(App and web page records)
══════════════════════════════
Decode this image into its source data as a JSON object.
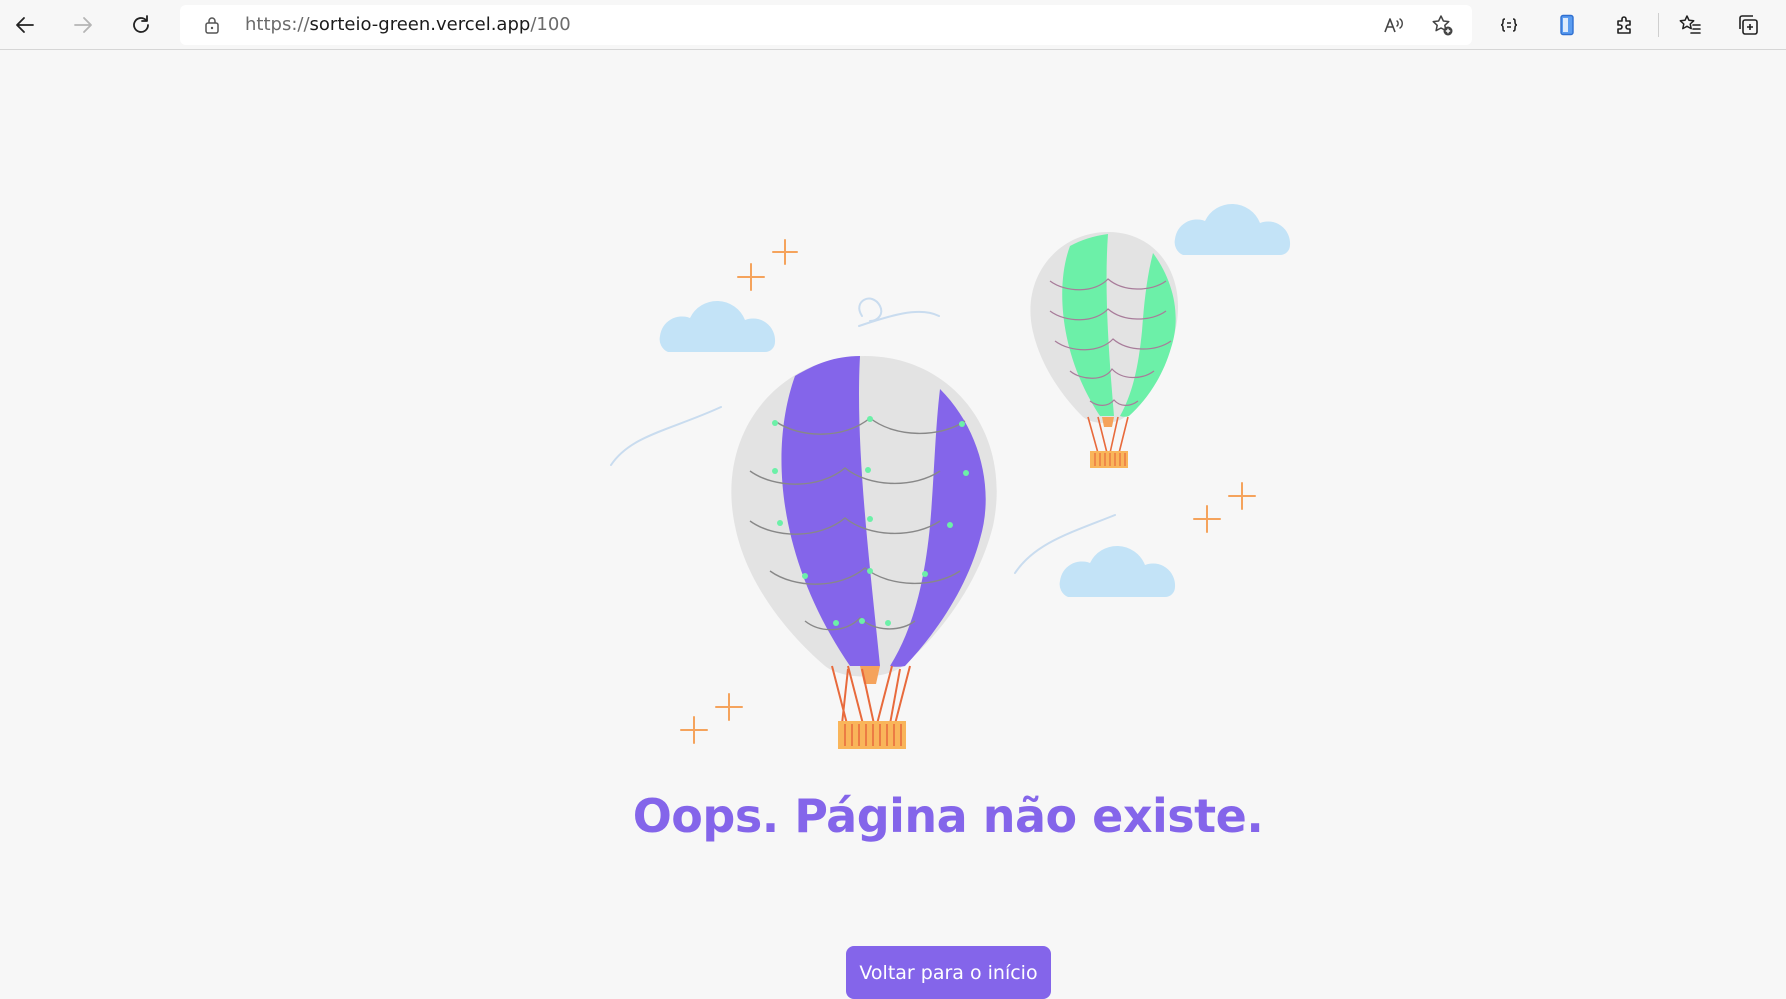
{
  "browser": {
    "url_scheme": "https://",
    "url_host": "sorteio-green.vercel.app",
    "url_path": "/100",
    "buttons": {
      "back": "back-arrow-icon",
      "forward": "forward-arrow-icon",
      "refresh": "refresh-icon",
      "read_aloud": "read-aloud-icon",
      "add_favorite": "add-favorite-icon",
      "dev_tools": "code-braces-icon",
      "phone": "phone-icon",
      "extensions": "puzzle-icon",
      "favorites": "favorites-icon",
      "collections": "collections-icon"
    }
  },
  "page": {
    "heading": "Oops. Página não existe.",
    "button_label": "Voltar para o início"
  },
  "colors": {
    "accent": "#8465ea",
    "secondary": "#6cf0a8",
    "background": "#f7f7f7",
    "cloud": "#c3e3f7",
    "sparkle": "#f5a35c"
  }
}
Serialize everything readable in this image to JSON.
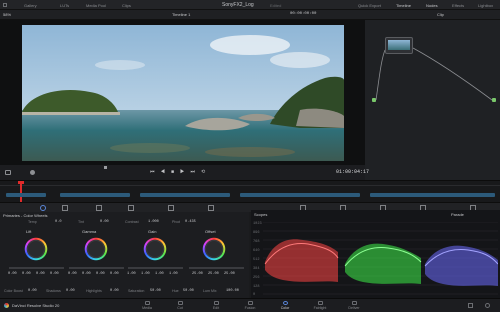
{
  "app": {
    "top_left_labels": [
      "Gallery",
      "LUTs",
      "Media Pool",
      "Clips"
    ],
    "project_title": "SonyFX2_Log",
    "edited_tag": "Edited",
    "top_right_labels": [
      "Quick Export",
      "Timeline",
      "Nodes",
      "Effects",
      "Lightbox"
    ]
  },
  "viewer": {
    "zoom": "58%",
    "timeline_name": "Timeline 1",
    "src_timecode": "00:00:00:00",
    "clip_label": "Clip",
    "rec_timecode": "01:00:04:17"
  },
  "primaries": {
    "title": "Primaries - Color Wheels",
    "params_top": [
      {
        "label": "Temp",
        "value": "0.0"
      },
      {
        "label": "Tint",
        "value": "0.00"
      },
      {
        "label": "Contrast",
        "value": "1.000"
      },
      {
        "label": "Pivot",
        "value": "0.435"
      }
    ],
    "wheels": [
      {
        "label": "Lift",
        "values": [
          "0.00",
          "0.00",
          "0.00",
          "0.00"
        ]
      },
      {
        "label": "Gamma",
        "values": [
          "0.00",
          "0.00",
          "0.00",
          "0.00"
        ]
      },
      {
        "label": "Gain",
        "values": [
          "1.00",
          "1.00",
          "1.00",
          "1.00"
        ]
      },
      {
        "label": "Offset",
        "values": [
          "25.00",
          "25.00",
          "25.00",
          ""
        ]
      }
    ],
    "params_bottom": [
      {
        "label": "Color Boost",
        "value": "0.00"
      },
      {
        "label": "Shadows",
        "value": "0.00"
      },
      {
        "label": "Highlights",
        "value": "0.00"
      },
      {
        "label": "Saturation",
        "value": "50.00"
      },
      {
        "label": "Hue",
        "value": "50.00"
      },
      {
        "label": "Lum Mix",
        "value": "100.00"
      }
    ]
  },
  "scopes": {
    "title": "Scopes",
    "mode": "Parade",
    "y_ticks": [
      "1023",
      "896",
      "768",
      "640",
      "512",
      "384",
      "256",
      "128",
      "0"
    ],
    "colors": {
      "red": "#ff4646",
      "green": "#3ef04a",
      "blue": "#6b6bff"
    }
  },
  "footer": {
    "app_name": "DaVinci Resolve Studio 20",
    "pages": [
      "Media",
      "Cut",
      "Edit",
      "Fusion",
      "Color",
      "Fairlight",
      "Deliver"
    ],
    "active_page": "Color"
  },
  "colors": {
    "accent": "#e02b2b",
    "node_green": "#79c86a",
    "active_blue": "#5a86d8"
  }
}
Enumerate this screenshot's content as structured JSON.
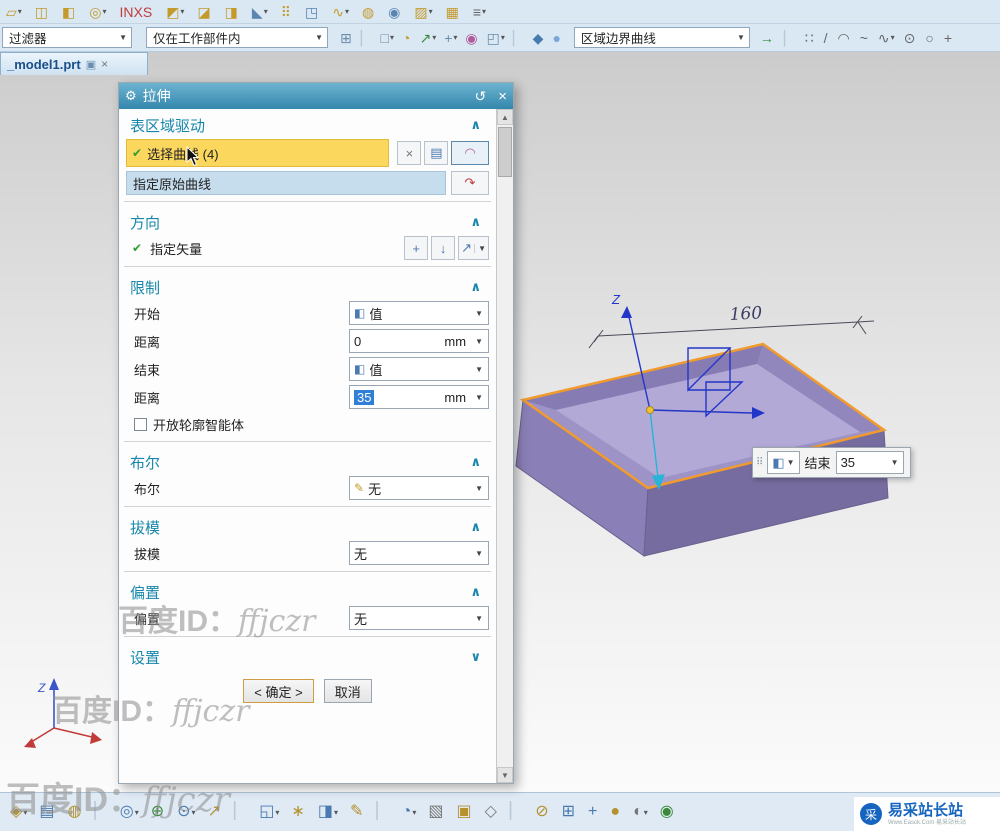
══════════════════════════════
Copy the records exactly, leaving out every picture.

Decode this image into its source data as a JSON object.
{
  "browser": {
    "url_scheme": "https://",
    "url_host": "sorteio-green.vercel.app",
    "url_path": "/100",
    "buttons": {
      "back": "back-arrow-icon",
      "forward": "forward-arrow-icon",
      "refresh": "refresh-icon",
      "read_aloud": "read-aloud-icon",
      "add_favorite": "add-favorite-icon",
      "dev_tools": "code-braces-icon",
      "phone": "phone-icon",
      "extensions": "puzzle-icon",
      "favorites": "favorites-icon",
      "collections": "collections-icon"
    }
  },
  "page": {
    "heading": "Oops. Página não existe.",
    "button_label": "Voltar para o início"
  },
  "colors": {
    "accent": "#8465ea",
    "secondary": "#6cf0a8",
    "background": "#f7f7f7",
    "cloud": "#c3e3f7",
    "sparkle": "#f5a35c"
  }
}
Serialize everything readable in this image to JSON.
{
  "app": {
    "top_left_labels": [
      "Gallery",
      "LUTs",
      "Media Pool",
      "Clips"
    ],
    "project_title": "SonyFX2_Log",
    "edited_tag": "Edited",
    "top_right_labels": [
      "Quick Export",
      "Timeline",
      "Nodes",
      "Effects",
      "Lightbox"
    ]
  },
  "viewer": {
    "zoom": "58%",
    "timeline_name": "Timeline 1",
    "src_timecode": "00:00:00:00",
    "clip_label": "Clip",
    "rec_timecode": "01:00:04:17"
  },
  "primaries": {
    "title": "Primaries - Color Wheels",
    "params_top": [
      {
        "label": "Temp",
        "value": "0.0"
      },
      {
        "label": "Tint",
        "value": "0.00"
      },
      {
        "label": "Contrast",
        "value": "1.000"
      },
      {
        "label": "Pivot",
        "value": "0.435"
      }
    ],
    "wheels": [
      {
        "label": "Lift",
        "values": [
          "0.00",
          "0.00",
          "0.00",
          "0.00"
        ]
      },
      {
        "label": "Gamma",
        "values": [
          "0.00",
          "0.00",
          "0.00",
          "0.00"
        ]
      },
      {
        "label": "Gain",
        "values": [
          "1.00",
          "1.00",
          "1.00",
          "1.00"
        ]
      },
      {
        "label": "Offset",
        "values": [
          "25.00",
          "25.00",
          "25.00",
          ""
        ]
      }
    ],
    "params_bottom": [
      {
        "label": "Color Boost",
        "value": "0.00"
      },
      {
        "label": "Shadows",
        "value": "0.00"
      },
      {
        "label": "Highlights",
        "value": "0.00"
      },
      {
        "label": "Saturation",
        "value": "50.00"
      },
      {
        "label": "Hue",
        "value": "50.00"
      },
      {
        "label": "Lum Mix",
        "value": "100.00"
      }
    ]
  },
  "scopes": {
    "title": "Scopes",
    "mode": "Parade",
    "y_ticks": [
      "1023",
      "896",
      "768",
      "640",
      "512",
      "384",
      "256",
      "128",
      "0"
    ],
    "colors": {
      "red": "#ff4646",
      "green": "#3ef04a",
      "blue": "#6b6bff"
    }
  },
  "footer": {
    "app_name": "DaVinci Resolve Studio 20",
    "pages": [
      "Media",
      "Cut",
      "Edit",
      "Fusion",
      "Color",
      "Fairlight",
      "Deliver"
    ],
    "active_page": "Color"
  },
  "colors": {
    "accent": "#e02b2b",
    "node_green": "#79c86a",
    "active_blue": "#5a86d8"
  }
}
Enumerate this screenshot's content as structured JSON.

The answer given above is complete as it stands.